The other image in which ATMOM appears mentioned above, can be viewed by clicking on the image at the top of this page and scrolling down and selecting the image thumbnail further down the page in the Photo Gallery index, with the associated text starting with Another image of a Workshop in the Alice Street Automatic Totalisators Limited factory.
The number of coincidences relating to this history are uncanny. I have received emails from two members of the Automatic Totalisators Limited Interest Fraternity, who have indicated they had relatives who lived in Alice Street Newtown.
Brian Campbell, who shares my initials, Christian name and Irish heritage, has been looking after a Julius Tote Shaft Adder for several years that I donated to Sydney University, which was accepted by Professor Trevor Cole in December 1991. Brian informed me that the shaft adder will be moved to the new Chau Chak Wing Museum at the university and that the catalogue reference for the shaft adder is SC2018.27, which is likely to be the final reference. Following is an extract from Brian's email on 29/04/2017 regarding Alice Street Newtown:
It is interesting that you mention Alice Street Newtown as that was the street that my grandparents lived in when they first came out from Ireland. Small world department.David Rogers, an ex RAAF F111 pilot and Air Vice Marshal as well as an honorary member of the Ipswich Turf Club when he was Base Commander of Amberley, contacted me in 2013 regarding his mother's cousin Norm Noble who worked for Automatic Totalisators Limited. I have several fond memories of Norm, as you always felt uplifted just being in his company. On 19/05/2018 David wrote the following comment which echoes Brian's above:
My grandfather lived in Alice St Newtown in 1890 and was married there in 1895 then moved out in 1898, so I would say he would have been able to resolve your dilemma about the factory. Unfortunately, he died in 1958. Sorry about that!Of particular interest is that David's comment indicates that his grandfather would have been able to resolve the dilemma as to what belonged to the Alice Street Factory, which also applies to Brian's grandparents as well.

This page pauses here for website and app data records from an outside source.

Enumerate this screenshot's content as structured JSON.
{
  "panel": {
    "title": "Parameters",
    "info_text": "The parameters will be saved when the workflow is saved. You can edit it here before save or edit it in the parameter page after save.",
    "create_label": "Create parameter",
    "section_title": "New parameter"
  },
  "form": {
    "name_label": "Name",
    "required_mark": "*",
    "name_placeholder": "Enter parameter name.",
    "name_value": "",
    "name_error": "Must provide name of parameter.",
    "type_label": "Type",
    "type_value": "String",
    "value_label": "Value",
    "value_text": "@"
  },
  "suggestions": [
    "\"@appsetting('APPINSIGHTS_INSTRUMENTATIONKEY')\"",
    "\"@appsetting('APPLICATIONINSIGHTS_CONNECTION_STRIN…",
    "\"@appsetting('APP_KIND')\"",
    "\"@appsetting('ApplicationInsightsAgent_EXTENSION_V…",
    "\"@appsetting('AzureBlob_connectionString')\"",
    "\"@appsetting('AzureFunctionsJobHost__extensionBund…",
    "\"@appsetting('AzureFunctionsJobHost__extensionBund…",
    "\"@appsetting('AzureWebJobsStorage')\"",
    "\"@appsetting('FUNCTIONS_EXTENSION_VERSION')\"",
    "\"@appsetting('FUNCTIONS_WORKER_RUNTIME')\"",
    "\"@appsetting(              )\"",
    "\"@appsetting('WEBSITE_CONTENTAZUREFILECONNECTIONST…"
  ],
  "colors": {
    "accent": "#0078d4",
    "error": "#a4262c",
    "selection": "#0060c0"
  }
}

My Grandfather bought 12 Broadford St Bexley in 1903 for 485 pounds and it remained in the family until 2015. My mother (Norm Noble's cousin) and her family lived next door!Having mentioned the Chau Chak Wing Museum at Sydney University, I will add that in August 2018, Narelle and I had lunch with Matthew Connell who is the Principal Curator at the Powerhouse Museum. After lunch we had coffee in a building which Matthew introduced us to as it has a very novel modern architecture, which is called the Dr Chau Chak Wing Building, which is across the road from the Powerhouse Museum. Matthew is also very interested in Totalisator History and Sir George Julius. When I mentioned the Chau Chak Wing Museum at Sydney University and that the Julius Tote Shaft Adder at Sydney University was being moved into the new museum, Matthew asked who I was in contact with regarding this move. When I replied Brian Campbell, Matthew indicated that he knows Brian.